  • BA in history, Oberlin College (with Highest Honors), 2007


I am a historian of South Asia, with a particular interest in the history of its Muslim societies and their links with the wider world. I have conducted research in sites and archives in India, Bangladesh, Turkey, Britain, and Germany, and I have written on early modern and modern Indo-Muslim ideas and institutions as they emerged from South Asian exchanges with Southeast Asia and the Middle East.

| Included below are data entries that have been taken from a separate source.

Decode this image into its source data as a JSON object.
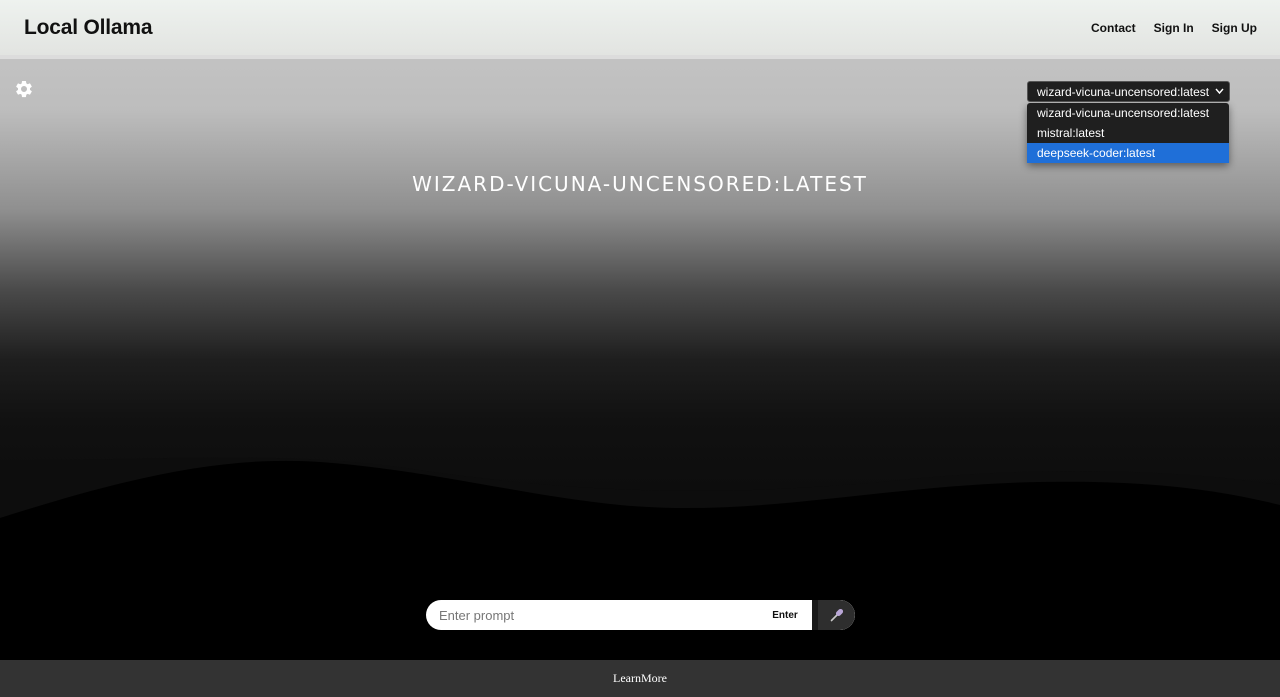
{
  "header": {
    "brand": "Local Ollama",
    "nav": {
      "contact": "Contact",
      "sign_in": "Sign In",
      "sign_up": "Sign Up"
    }
  },
  "settings": {
    "icon": "gear-icon"
  },
  "model_select": {
    "selected": "wizard-vicuna-uncensored:latest",
    "options": [
      "wizard-vicuna-uncensored:latest",
      "mistral:latest",
      "deepseek-coder:latest"
    ],
    "highlighted_option": "deepseek-coder:latest",
    "highlight_color": "#1f6fd8"
  },
  "main": {
    "model_title": "wizard-vicuna-uncensored:latest"
  },
  "prompt": {
    "placeholder": "Enter prompt",
    "value": "",
    "enter_label": "Enter",
    "mic_icon": "microphone-icon"
  },
  "footer": {
    "link": "LearnMore"
  }
}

My principal preoccupation now is a book-length project, The Hajj between Empires: Indo-Muslim Pilgrimage and Political Culture, 1737–1820. The study seeks to understand how Indian devotional circulations in the Indian Ocean and Ottoman worlds generated new and enduring norms of political thought and practice over a “long” eighteenth century of regime change in South Asia, from the collapse of the Mughal state to the consolidation of British colonialism. In a planned future project, tentatively titled Disimagined Community, I hope to enter the worlds of a powerful Shi‘ite “little kingdom” in Bengal, and explore its troubled turn to provincial Muslim nationalism under the Raj.

My work has been supported by funds and fellowships from the Social Science Research Council, the Ottoman and Turkish Studies Association, and the Harvard Academy for International and Area Studies, among other institutions. My recent and upcoming publications include essays and entries in The Indian Economic and Social History Review, Modern Asian Studies, and The Encyclopaedia of Islam.

At Oberlin, I teach introductory survey courses on premodern and modern South Asia, a research seminar on colonial and postcolonial Muslim politics, and am slated to teach a freshman writing class on the global history of pilgrimage.